[Data records]
=== Section Start ===

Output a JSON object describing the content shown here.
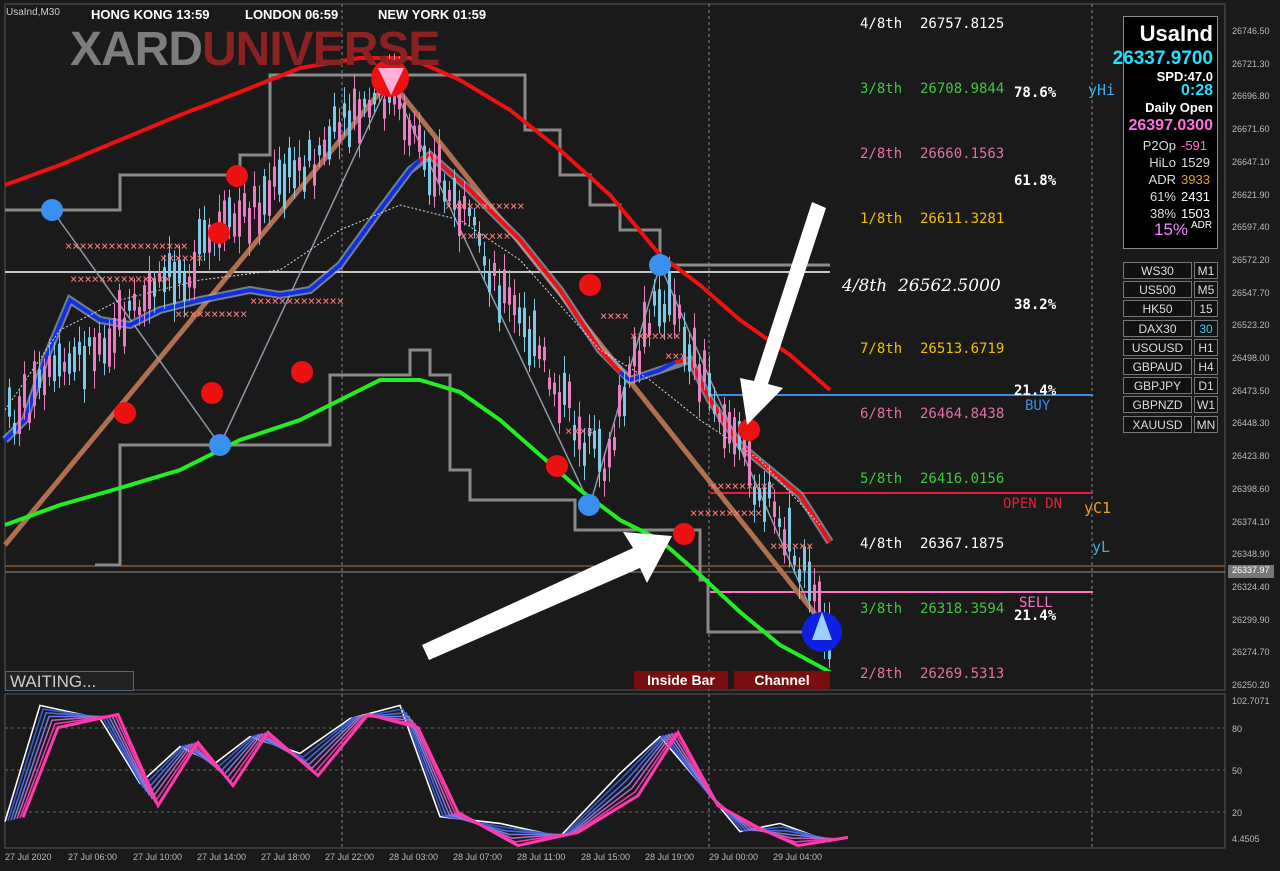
{
  "window": {
    "symbol_title": "UsaInd,M30"
  },
  "sessions": [
    {
      "label": "HONG KONG  13:59",
      "color": "#1f6fd0"
    },
    {
      "label": "LONDON  06:59",
      "color": "#a01a1a"
    },
    {
      "label": "NEW YORK  01:59",
      "color": "#a01a1a"
    }
  ],
  "brand": {
    "part1": "XARD",
    "part2": "UNIVERSE"
  },
  "murrey_levels": [
    {
      "name": "4/8th",
      "value": "26757.8125",
      "color": "#ffffff"
    },
    {
      "name": "3/8th",
      "value": "26708.9844",
      "color": "#3ec83e"
    },
    {
      "name": "2/8th",
      "value": "26660.1563",
      "color": "#e46fa6"
    },
    {
      "name": "1/8th",
      "value": "26611.3281",
      "color": "#f0c000"
    },
    {
      "name": "7/8th",
      "value": "26513.6719",
      "color": "#f0c000"
    },
    {
      "name": "6/8th",
      "value": "26464.8438",
      "color": "#e46fa6"
    },
    {
      "name": "5/8th",
      "value": "26416.0156",
      "color": "#3ec83e"
    },
    {
      "name": "4/8th",
      "value": "26367.1875",
      "color": "#ffffff"
    },
    {
      "name": "3/8th",
      "value": "26318.3594",
      "color": "#3ec83e"
    },
    {
      "name": "2/8th",
      "value": "26269.5313",
      "color": "#e46fa6"
    }
  ],
  "center_level": {
    "name": "4/8th",
    "value": "26562.5000"
  },
  "fib": {
    "p786": "78.6%",
    "p618": "61.8%",
    "p382": "38.2%",
    "p214a": "21.4%",
    "p214b": "21.4%"
  },
  "lines": {
    "yH": "yHi",
    "buy": "BUY",
    "open_dn": "OPEN DN",
    "yC": "yC1",
    "yL": "yL",
    "sell": "SELL"
  },
  "status": {
    "waiting": "WAITING..."
  },
  "tags": {
    "inside_bar": "Inside Bar",
    "channel": "Channel"
  },
  "info": {
    "symbol": "UsaInd",
    "price": "26337.9700",
    "spread": "SPD:47.0",
    "timer": "0:28",
    "daily_open_label": "Daily Open",
    "daily_open": "26397.0300",
    "rows": [
      {
        "label": "P2Op",
        "value": "-591",
        "color": "#ff70d0"
      },
      {
        "label": "HiLo",
        "value": "1529",
        "color": "#dddddd"
      },
      {
        "label": "ADR",
        "value": "3933",
        "color": "#e0a020"
      },
      {
        "label": "61%",
        "value": "2431",
        "color": "#ffffff"
      },
      {
        "label": "38%",
        "value": "1503",
        "color": "#ffffff"
      }
    ],
    "adr_pct": "15%",
    "adr_suffix": "ADR"
  },
  "symbol_buttons": [
    {
      "sym": "WS30",
      "tf": "M1"
    },
    {
      "sym": "US500",
      "tf": "M5"
    },
    {
      "sym": "HK50",
      "tf": "15"
    },
    {
      "sym": "DAX30",
      "tf": "30",
      "active": true
    },
    {
      "sym": "USOUSD",
      "tf": "H1"
    },
    {
      "sym": "GBPAUD",
      "tf": "H4"
    },
    {
      "sym": "GBPJPY",
      "tf": "D1"
    },
    {
      "sym": "GBPNZD",
      "tf": "W1"
    },
    {
      "sym": "XAUUSD",
      "tf": "MN"
    }
  ],
  "price_axis": [
    "26746.50",
    "26721.30",
    "26696.80",
    "26671.60",
    "26647.10",
    "26621.90",
    "26597.40",
    "26572.20",
    "26547.70",
    "26523.20",
    "26498.00",
    "26473.50",
    "26448.30",
    "26423.80",
    "26398.60",
    "26374.10",
    "26348.90",
    "26324.40",
    "26299.90",
    "26274.70",
    "26250.20"
  ],
  "current_price_tag": "26337.97",
  "osc_axis": [
    "102.7071",
    "80",
    "50",
    "20",
    "4.4505"
  ],
  "time_axis": [
    "27 Jul 2020",
    "27 Jul 06:00",
    "27 Jul 10:00",
    "27 Jul 14:00",
    "27 Jul 18:00",
    "27 Jul 22:00",
    "28 Jul 03:00",
    "28 Jul 07:00",
    "28 Jul 11:00",
    "28 Jul 15:00",
    "28 Jul 19:00",
    "29 Jul 00:00",
    "29 Jul 04:00"
  ],
  "colors": {
    "bg": "#1a1a1a",
    "up": "#7ec8e8",
    "down": "#e680c0",
    "red_ma": "#ee1111",
    "green_ma": "#22ee22",
    "blue_ma": "#1030e0"
  }
}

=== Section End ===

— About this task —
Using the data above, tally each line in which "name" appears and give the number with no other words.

— Task response —
11